***** EXTRACTED ENTRIES
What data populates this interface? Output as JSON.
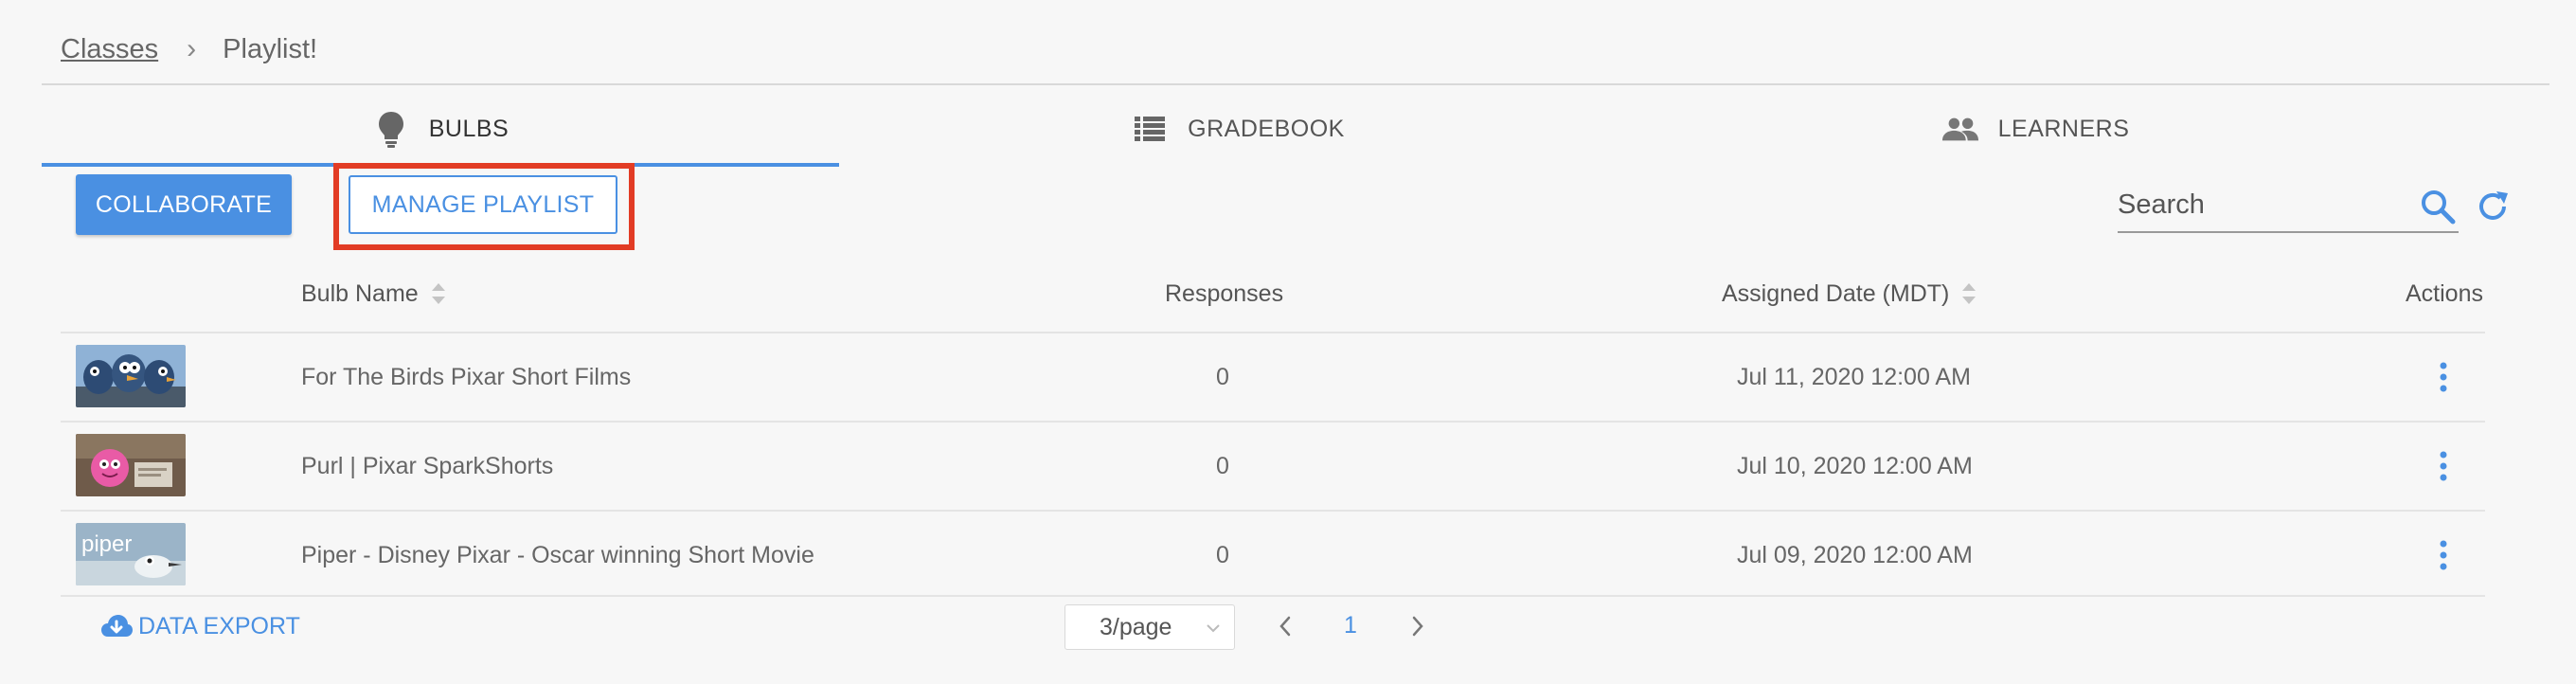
{
  "breadcrumb": {
    "root": "Classes",
    "separator": "›",
    "current": "Playlist!"
  },
  "tabs": [
    {
      "label": "BULBS",
      "icon": "bulb-icon",
      "active": true
    },
    {
      "label": "GRADEBOOK",
      "icon": "gradebook-icon",
      "active": false
    },
    {
      "label": "LEARNERS",
      "icon": "people-icon",
      "active": false
    }
  ],
  "toolbar": {
    "collaborate_label": "COLLABORATE",
    "manage_playlist_label": "MANAGE PLAYLIST",
    "search_placeholder": "Search"
  },
  "table": {
    "columns": [
      "Bulb Name",
      "Responses",
      "Assigned Date (MDT)",
      "Actions"
    ],
    "rows": [
      {
        "name": "For The Birds Pixar Short Films",
        "responses": "0",
        "date": "Jul 11, 2020 12:00 AM",
        "thumb": "birds"
      },
      {
        "name": "Purl | Pixar SparkShorts",
        "responses": "0",
        "date": "Jul 10, 2020 12:00 AM",
        "thumb": "purl"
      },
      {
        "name": "Piper - Disney Pixar -  Oscar winning  Short Movie",
        "responses": "0",
        "date": "Jul 09, 2020 12:00 AM",
        "thumb": "piper"
      }
    ]
  },
  "thumb_texts": {
    "piper": "piper"
  },
  "footer": {
    "data_export_label": "DATA EXPORT",
    "page_size": "3/page",
    "current_page": "1"
  },
  "colors": {
    "accent": "#4a90e2",
    "highlight": "#e23c25"
  }
}
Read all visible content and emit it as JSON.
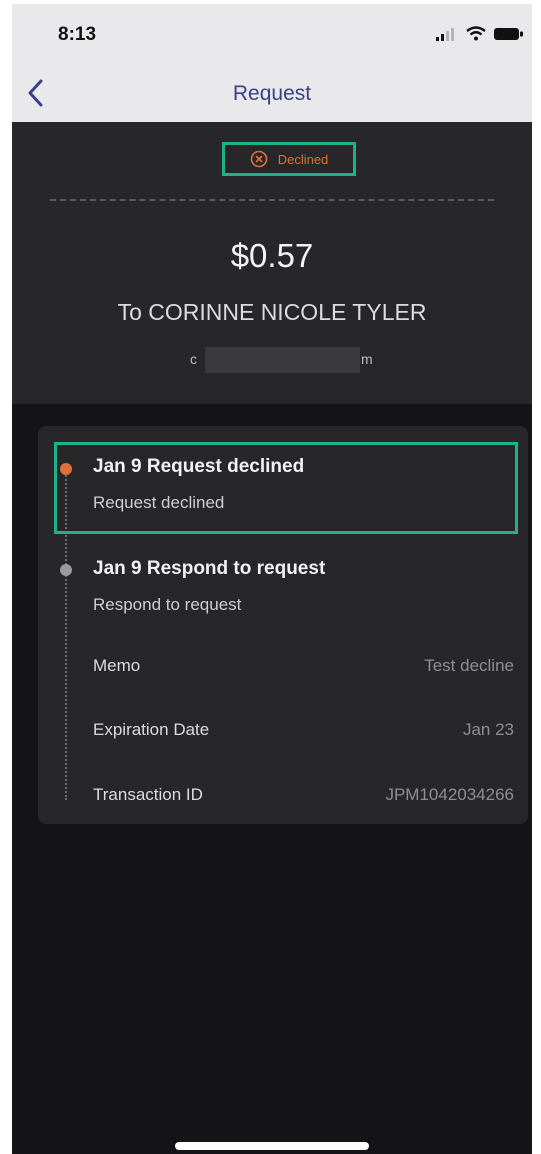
{
  "status_bar": {
    "time": "8:13"
  },
  "nav": {
    "title": "Request"
  },
  "summary": {
    "status": "Declined",
    "amount": "$0.57",
    "recipient": "To CORINNE NICOLE TYLER",
    "email_start": "c",
    "email_end": "m"
  },
  "timeline": [
    {
      "title": "Jan 9 Request declined",
      "subtitle": "Request declined"
    },
    {
      "title": "Jan 9 Respond to request",
      "subtitle": "Respond to request"
    }
  ],
  "details": [
    {
      "label": "Memo",
      "value": "Test decline"
    },
    {
      "label": "Expiration Date",
      "value": "Jan 23"
    },
    {
      "label": "Transaction ID",
      "value": "JPM1042034266"
    }
  ],
  "colors": {
    "accent_highlight": "#1fb28a",
    "declined": "#e0703a",
    "nav_title": "#3b3f86"
  },
  "icons": [
    "back-chevron-icon",
    "declined-x-icon",
    "signal-icon",
    "wifi-icon",
    "battery-icon"
  ]
}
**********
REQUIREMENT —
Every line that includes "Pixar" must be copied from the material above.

OUTPUT FOR THIS EXERCISE —
        "name": "For The Birds Pixar Short Films",
        "name": "Purl | Pixar SparkShorts",
        "name": "Piper - Disney Pixar -  Oscar winning  Short Movie",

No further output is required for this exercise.